The Oklahoma City-County Health Department announced that Oklahoma County has a lower COVID-19 mortality rate than the average in the United States.

From Jan. 1 to Nov. 30, 2021, the Oklahoma County mortality rate was 118.8 deaths per 100,000 people, according to data tracked in the state’s system for public health investigation. During the same time frame, the U.S.’s mortality rate is 127.9 deaths per 100,000 people according to the Centers for Disease Control and Prevention.

Of the deaths in the county during that period of time, 28.6 deaths per 100,000 people come from the vaccinated, and 229.3 deaths per 100,000 people were among the unvaccinated.

“Our hearts go out to everyone who lost a loved one to this horrible disease,” said Dr. Patrick McGough, OCCHD CEO. “In that same spirit, we are overjoyed with all the lives that have been saved. We recognize that this low mortality rate shows how our partners in the county have been able to mobilize quickly and effectively, essentially saving lives. We are incredibly grateful to all the partners who trusted us to reach their constituents, including churches, health systems, cultural centers, school districts, universities and colleges, and private and government organizations.

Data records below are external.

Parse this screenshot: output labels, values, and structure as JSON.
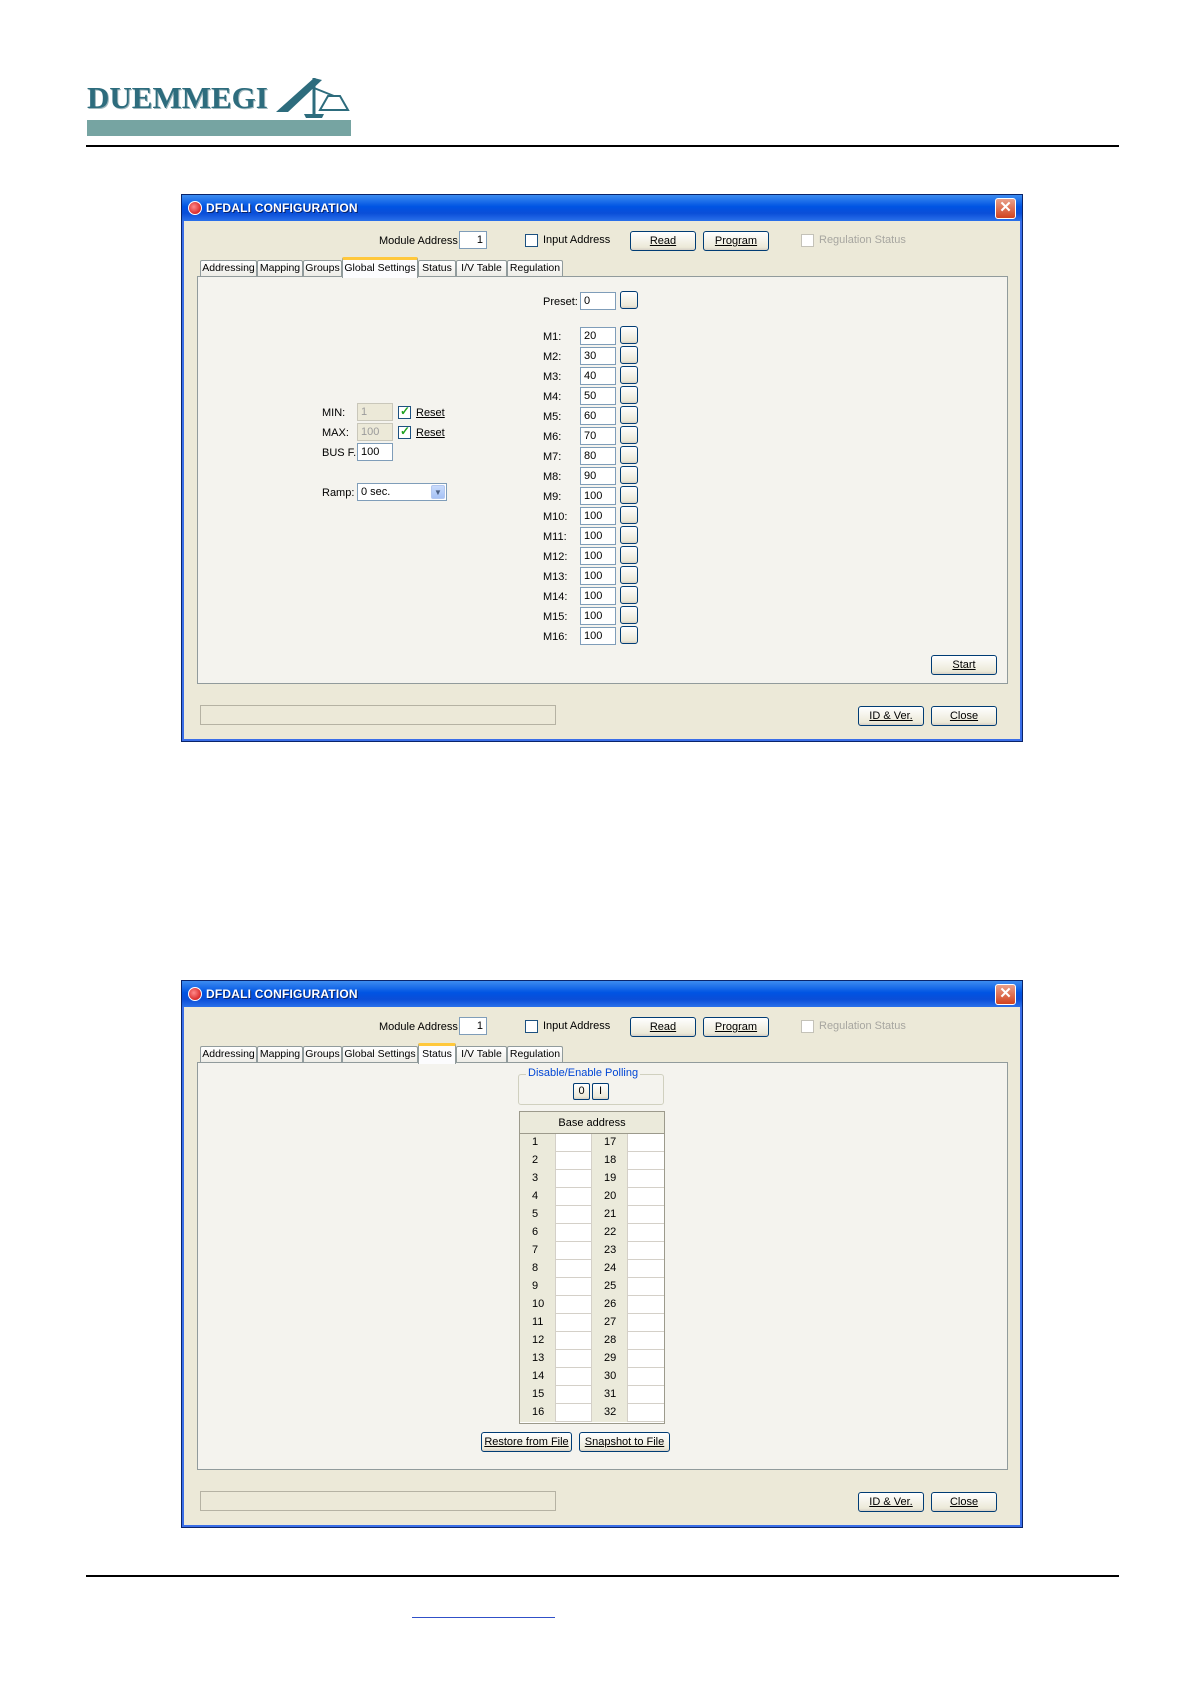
{
  "logo": {
    "text": "DUEMMEGI"
  },
  "common": {
    "title": "DFDALI CONFIGURATION",
    "close_glyph": "✕",
    "module_address_label": "Module Address",
    "module_address_value": "1",
    "input_address_label": "Input Address",
    "read_label": "Read",
    "program_label": "Program",
    "regulation_status_label": "Regulation Status",
    "tabs": [
      "Addressing",
      "Mapping",
      "Groups",
      "Global Settings",
      "Status",
      "I/V Table",
      "Regulation"
    ],
    "id_ver_label": "ID & Ver.",
    "close_label": "Close"
  },
  "window1": {
    "active_tab": "Global Settings",
    "preset_label": "Preset:",
    "preset_value": "0",
    "memories": [
      {
        "label": "M1:",
        "value": "20"
      },
      {
        "label": "M2:",
        "value": "30"
      },
      {
        "label": "M3:",
        "value": "40"
      },
      {
        "label": "M4:",
        "value": "50"
      },
      {
        "label": "M5:",
        "value": "60"
      },
      {
        "label": "M6:",
        "value": "70"
      },
      {
        "label": "M7:",
        "value": "80"
      },
      {
        "label": "M8:",
        "value": "90"
      },
      {
        "label": "M9:",
        "value": "100"
      },
      {
        "label": "M10:",
        "value": "100"
      },
      {
        "label": "M11:",
        "value": "100"
      },
      {
        "label": "M12:",
        "value": "100"
      },
      {
        "label": "M13:",
        "value": "100"
      },
      {
        "label": "M14:",
        "value": "100"
      },
      {
        "label": "M15:",
        "value": "100"
      },
      {
        "label": "M16:",
        "value": "100"
      }
    ],
    "min_label": "MIN:",
    "min_value": "1",
    "max_label": "MAX:",
    "max_value": "100",
    "reset_label": "Reset",
    "busf_label": "BUS F.:",
    "busf_value": "100",
    "ramp_label": "Ramp:",
    "ramp_value": "0 sec.",
    "start_label": "Start"
  },
  "window2": {
    "active_tab": "Status",
    "polling_title": "Disable/Enable Polling",
    "polling_off": "0",
    "polling_on": "I",
    "table_header": "Base address",
    "left_addresses": [
      "1",
      "2",
      "3",
      "4",
      "5",
      "6",
      "7",
      "8",
      "9",
      "10",
      "11",
      "12",
      "13",
      "14",
      "15",
      "16"
    ],
    "right_addresses": [
      "17",
      "18",
      "19",
      "20",
      "21",
      "22",
      "23",
      "24",
      "25",
      "26",
      "27",
      "28",
      "29",
      "30",
      "31",
      "32"
    ],
    "restore_label": "Restore from File",
    "snapshot_label": "Snapshot to File"
  }
}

The long hours our staff continue to work have made the difference.”

So far, 1.1 million vaccine doses have been given in Oklahoma County.

In the county, 65% of the population age 5 and older is fully vaccinated.

McGough says that the health department is concerned with the rising case rate and the increasing number of hospitalizations.

Officials say everyone is encouraged to get a booster if they qualify, or consider getting their COVID-19 vaccination.